═════ EXERCISE MATERIALS

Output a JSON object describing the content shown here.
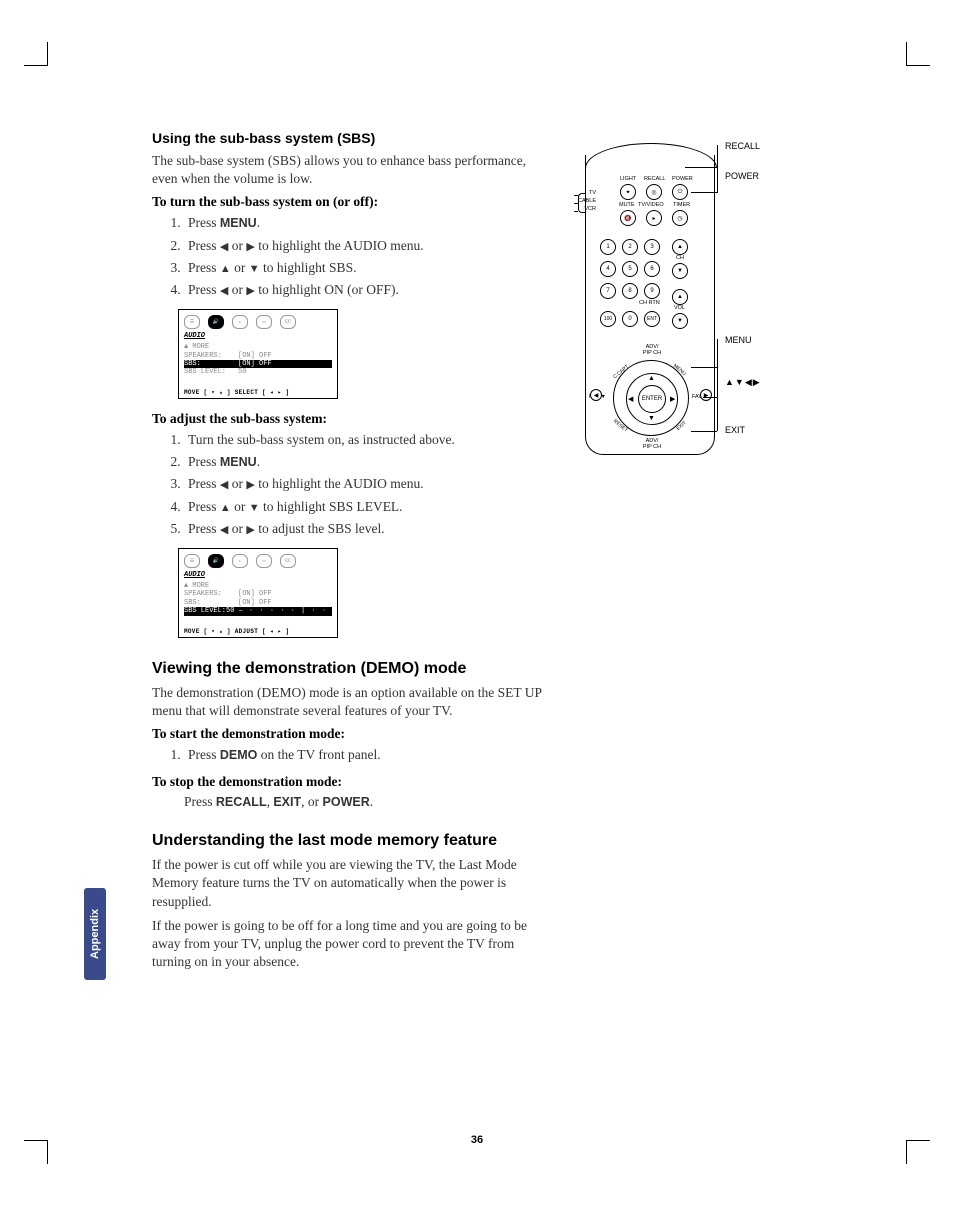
{
  "sideTab": "Appendix",
  "pageNumber": "36",
  "section1": {
    "title": "Using the sub-bass system (SBS)",
    "intro": "The sub-base system (SBS) allows you to enhance bass performance, even when the volume is low.",
    "procATitle": "To turn the sub-bass system on (or off):",
    "procA": {
      "s1a": "Press ",
      "s1b": "MENU",
      "s1c": ".",
      "s2a": "Press ",
      "s2b": " or ",
      "s2c": " to highlight the AUDIO menu.",
      "s3a": "Press ",
      "s3b": " or ",
      "s3c": " to highlight SBS.",
      "s4a": "Press ",
      "s4b": " or ",
      "s4c": " to highlight ON (or OFF)."
    },
    "procBTitle": "To adjust the sub-bass system:",
    "procB": {
      "s1": "Turn the sub-bass system on, as instructed above.",
      "s2a": "Press ",
      "s2b": "MENU",
      "s2c": ".",
      "s3a": "Press ",
      "s3b": " or ",
      "s3c": " to highlight the AUDIO menu.",
      "s4a": "Press ",
      "s4b": " or ",
      "s4c": " to highlight SBS LEVEL.",
      "s5a": "Press ",
      "s5b": " or ",
      "s5c": " to adjust the SBS level."
    }
  },
  "osd1": {
    "title": "AUDIO",
    "tabs": [
      "🖵",
      "🔊",
      "⫟",
      "▭",
      "CC"
    ],
    "more": "▲ MORE",
    "rows": [
      {
        "lbl": "SPEAKERS:",
        "val": "[ON] OFF"
      },
      {
        "lbl": "SBS:",
        "val": "[ON] OFF"
      },
      {
        "lbl": "SBS LEVEL:",
        "val": "50"
      }
    ],
    "hint": "MOVE [ ▾ ▴ ]    SELECT [ ◂ ▸ ]"
  },
  "osd2": {
    "title": "AUDIO",
    "more": "▲ MORE",
    "rows": [
      {
        "lbl": "SPEAKERS:",
        "val": "[ON] OFF"
      },
      {
        "lbl": "SBS:",
        "val": "[ON] OFF"
      },
      {
        "lbl": "SBS LEVEL:",
        "val": "50",
        "slider": "– ∙ ∙ ∙ ∙ ∙ | ∙ ∙ ∙ ∙ ∙ +"
      }
    ],
    "hint": "MOVE [ ▾ ▴ ]    ADJUST [ ◂ ▸ ]"
  },
  "section2": {
    "title": "Viewing the demonstration (DEMO) mode",
    "intro": "The demonstration (DEMO) mode is an option available on the SET UP menu that will demonstrate several features of your TV.",
    "procATitle": "To start the demonstration mode:",
    "s1a": "Press ",
    "s1b": "DEMO",
    "s1c": " on the TV front panel.",
    "procBTitle": "To stop the demonstration mode:",
    "pressLineA": "Press  ",
    "pressRecall": "RECALL",
    "pressComma": ", ",
    "pressExit": "EXIT",
    "pressOr": ", or ",
    "pressPower": "POWER",
    "pressDot": "."
  },
  "section3": {
    "title": "Understanding the last mode memory feature",
    "p1": "If the power is cut off while you are viewing the TV, the Last Mode Memory feature turns the TV on automatically when the power is resupplied.",
    "p2": "If the power is going to be off for a long time and you are going to be away from your TV, unplug the power cord to prevent the TV from turning on in your absence."
  },
  "remote": {
    "topLabels": {
      "light": "LIGHT",
      "recall": "RECALL",
      "power": "POWER",
      "mute": "MUTE",
      "tvvideo": "TV/VIDEO",
      "timer": "TIMER"
    },
    "switch": {
      "tv": "TV",
      "cable": "CABLE",
      "vcr": "VCR"
    },
    "keypad": [
      "1",
      "2",
      "3",
      "4",
      "5",
      "6",
      "7",
      "8",
      "9",
      "100",
      "0",
      "ENT"
    ],
    "chRtn": "CH RTN",
    "ch": "CH",
    "vol": "VOL",
    "nav": {
      "enter": "ENTER",
      "menu": "MENU",
      "exit": "EXIT",
      "ccapt": "C.CAPT",
      "reset": "RESET",
      "advpip": "ADV/\nPIP CH",
      "favUp": "FAV ▲",
      "favDn": "FAV ▼"
    },
    "callouts": {
      "recall": "RECALL",
      "power": "POWER",
      "menu": "MENU",
      "arrows": "▲▼◀▶",
      "exit": "EXIT"
    }
  }
}
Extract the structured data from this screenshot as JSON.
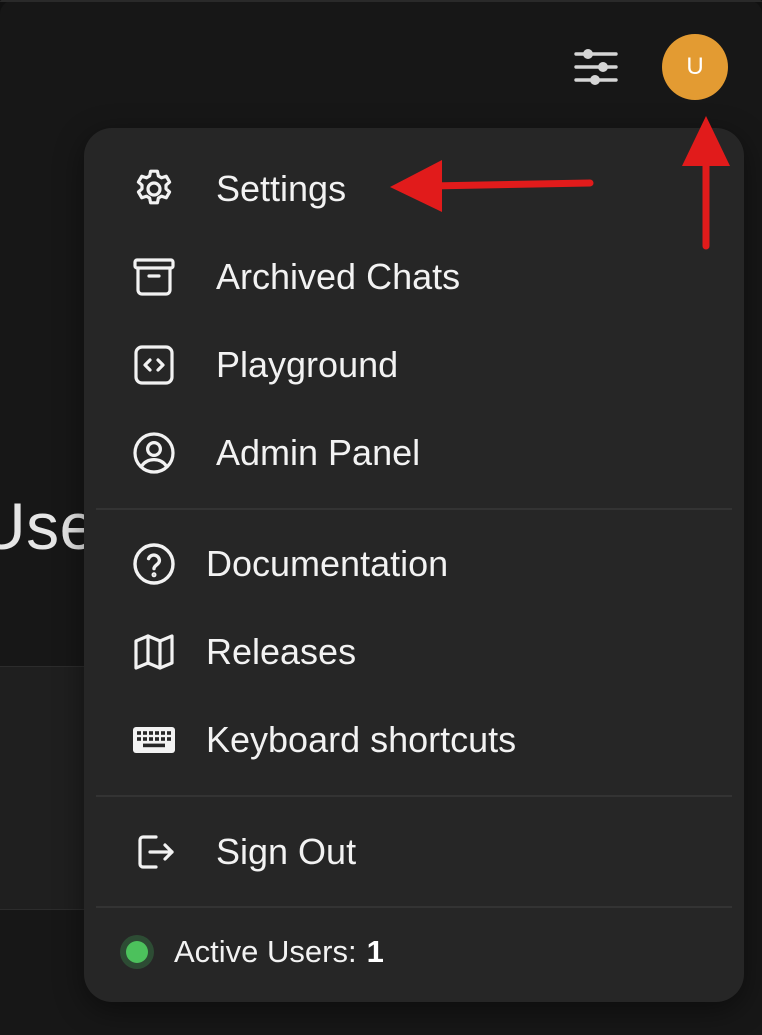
{
  "background": {
    "heading_fragment": "Use"
  },
  "header": {
    "controls_icon": "sliders-icon",
    "avatar_initial": "U",
    "avatar_color": "#e39b32"
  },
  "menu": {
    "items_top": [
      {
        "name": "settings",
        "label": "Settings",
        "icon": "gear-icon"
      },
      {
        "name": "archived-chats",
        "label": "Archived Chats",
        "icon": "archive-box-icon"
      },
      {
        "name": "playground",
        "label": "Playground",
        "icon": "code-bracket-square-icon"
      },
      {
        "name": "admin-panel",
        "label": "Admin Panel",
        "icon": "user-circle-icon"
      }
    ],
    "items_help": [
      {
        "name": "documentation",
        "label": "Documentation",
        "icon": "question-circle-icon"
      },
      {
        "name": "releases",
        "label": "Releases",
        "icon": "map-icon"
      },
      {
        "name": "keyboard-shortcuts",
        "label": "Keyboard shortcuts",
        "icon": "keyboard-icon"
      }
    ],
    "sign_out": {
      "label": "Sign Out",
      "icon": "sign-out-icon"
    },
    "active_users": {
      "label": "Active Users:",
      "count": "1",
      "status_color": "#4cc15c"
    }
  },
  "annotations": {
    "arrow_color": "#e11b1b"
  }
}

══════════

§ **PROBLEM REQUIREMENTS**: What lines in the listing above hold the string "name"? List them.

§ **RESULT**:
        "name": "settings",
        "name": "archived-chats",
        "name": "playground",
        "name": "admin-panel",
        "name": "documentation",
        "name": "releases",
        "name": "keyboard-shortcuts",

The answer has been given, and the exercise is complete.